### Work required:
Search the listing below, and show each line that includes the word "pruned".

### Dataset entries:
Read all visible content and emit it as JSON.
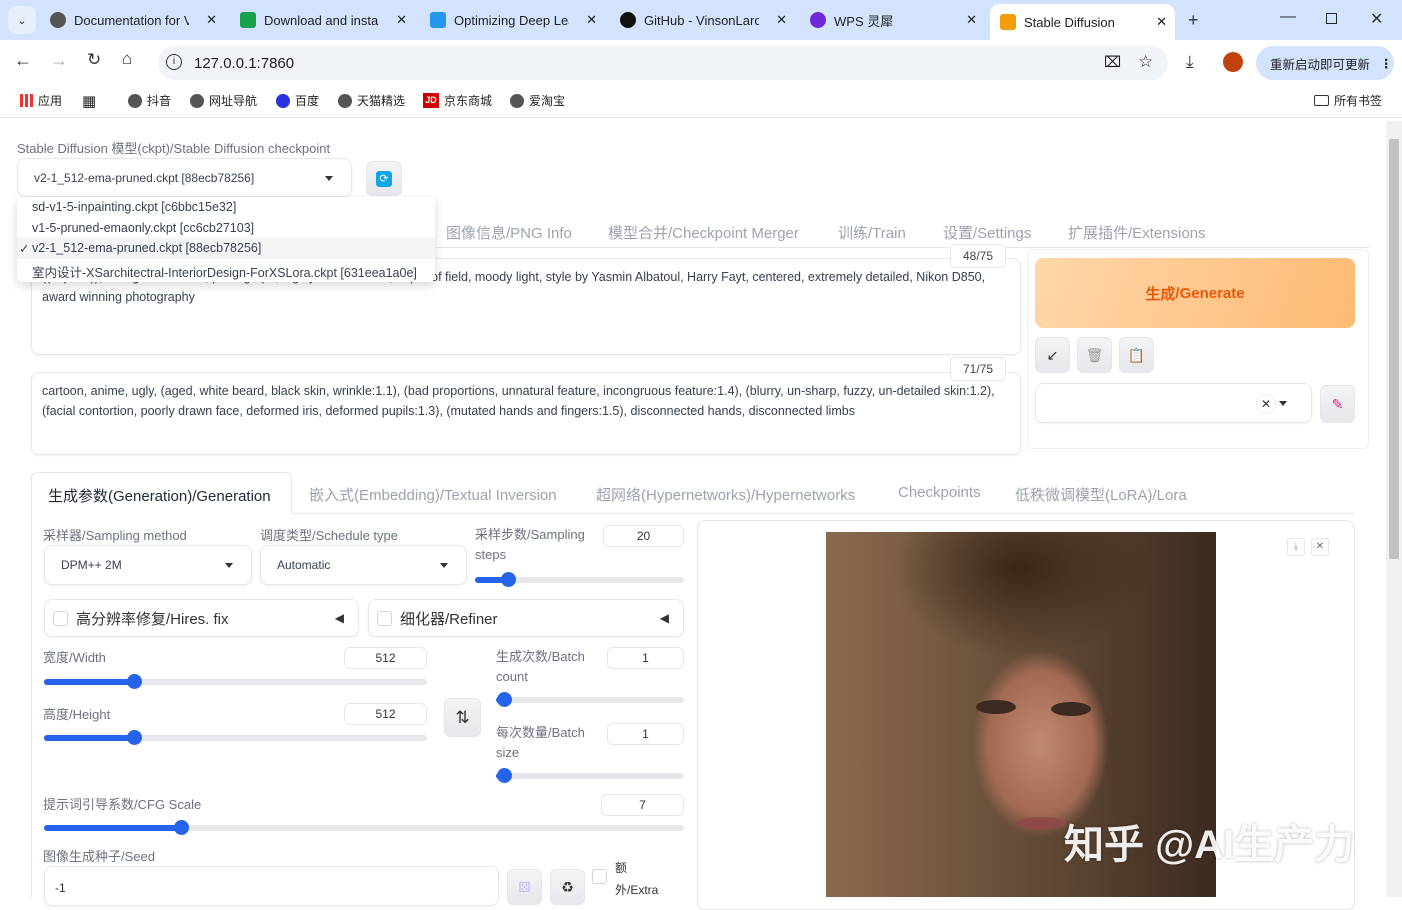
{
  "browser": {
    "tabs": [
      {
        "title": "Documentation for V",
        "color": "#555"
      },
      {
        "title": "Download and instal",
        "color": "#16a34a"
      },
      {
        "title": "Optimizing Deep Lea",
        "color": "#2496ed"
      },
      {
        "title": "GitHub - VinsonLaro",
        "color": "#111"
      },
      {
        "title": "WPS 灵犀",
        "color": "#6d28d9"
      },
      {
        "title": "Stable Diffusion",
        "color": "#f59e0b"
      }
    ],
    "url": "127.0.0.1:7860",
    "update_button": "重新启动即可更新",
    "bookmarks": [
      "应用",
      "抖音",
      "网址导航",
      "百度",
      "天猫精选",
      "京东商城",
      "爱淘宝"
    ],
    "all_bookmarks": "所有书签"
  },
  "checkpoint": {
    "label": "Stable Diffusion 模型(ckpt)/Stable Diffusion checkpoint",
    "selected": "v2-1_512-ema-pruned.ckpt [88ecb78256]",
    "options": [
      "sd-v1-5-inpainting.ckpt [c6bbc15e32]",
      "v1-5-pruned-emaonly.ckpt [cc6cb27103]",
      "v2-1_512-ema-pruned.ckpt [88ecb78256]",
      "室内设计-XSarchitectral-InteriorDesign-ForXSLora.ckpt [631eea1a0e]"
    ],
    "check": "✓"
  },
  "main_tabs": [
    "图像信息/PNG Info",
    "模型合并/Checkpoint Merger",
    "训练/Train",
    "设置/Settings",
    "扩展插件/Extensions"
  ],
  "prompt": {
    "text": "((caption)), facing the camera, photograph, highly detailed face, depth of field, moody light, style by Yasmin Albatoul, Harry Fayt, centered, extremely detailed, Nikon D850, award winning photography",
    "counter": "48/75"
  },
  "negative_prompt": {
    "text": "cartoon, anime, ugly, (aged, white beard, black skin, wrinkle:1.1), (bad proportions, unnatural feature, incongruous feature:1.4), (blurry, un-sharp, fuzzy, un-detailed skin:1.2), (facial contortion, poorly drawn face, deformed iris, deformed pupils:1.3), (mutated hands and fingers:1.5), disconnected hands, disconnected limbs",
    "counter": "71/75"
  },
  "generate": {
    "label_cn": "生成",
    "label_en": "/Generate"
  },
  "sub_tabs": [
    "生成参数(Generation)/Generation",
    "嵌入式(Embedding)/Textual Inversion",
    "超网络(Hypernetworks)/Hypernetworks",
    "Checkpoints",
    "低秩微调模型(LoRA)/Lora"
  ],
  "params": {
    "sampler": {
      "label": "采样器/Sampling method",
      "value": "DPM++ 2M"
    },
    "schedule": {
      "label": "调度类型/Schedule type",
      "value": "Automatic"
    },
    "steps": {
      "label": "采样步数/Sampling steps",
      "value": "20",
      "fraction": 0.16
    },
    "hires": "高分辨率修复/Hires. fix",
    "refiner": "细化器/Refiner",
    "width": {
      "label": "宽度/Width",
      "value": "512",
      "fraction": 0.235
    },
    "height": {
      "label": "高度/Height",
      "value": "512",
      "fraction": 0.235
    },
    "batch_count": {
      "label": "生成次数/Batch count",
      "value": "1",
      "fraction": 0.04
    },
    "batch_size": {
      "label": "每次数量/Batch size",
      "value": "1",
      "fraction": 0.04
    },
    "cfg": {
      "label": "提示词引导系数/CFG Scale",
      "value": "7",
      "fraction": 0.214
    },
    "seed": {
      "label": "图像生成种子/Seed",
      "value": "-1"
    },
    "extra": "额外/Extra"
  },
  "output": {
    "watermark": "知乎 @AI生产力"
  }
}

### Expected output:
    "selected": "v2-1_512-ema-pruned.ckpt [88ecb78256]",
      "v1-5-pruned-emaonly.ckpt [cc6cb27103]",
      "v2-1_512-ema-pruned.ckpt [88ecb78256]",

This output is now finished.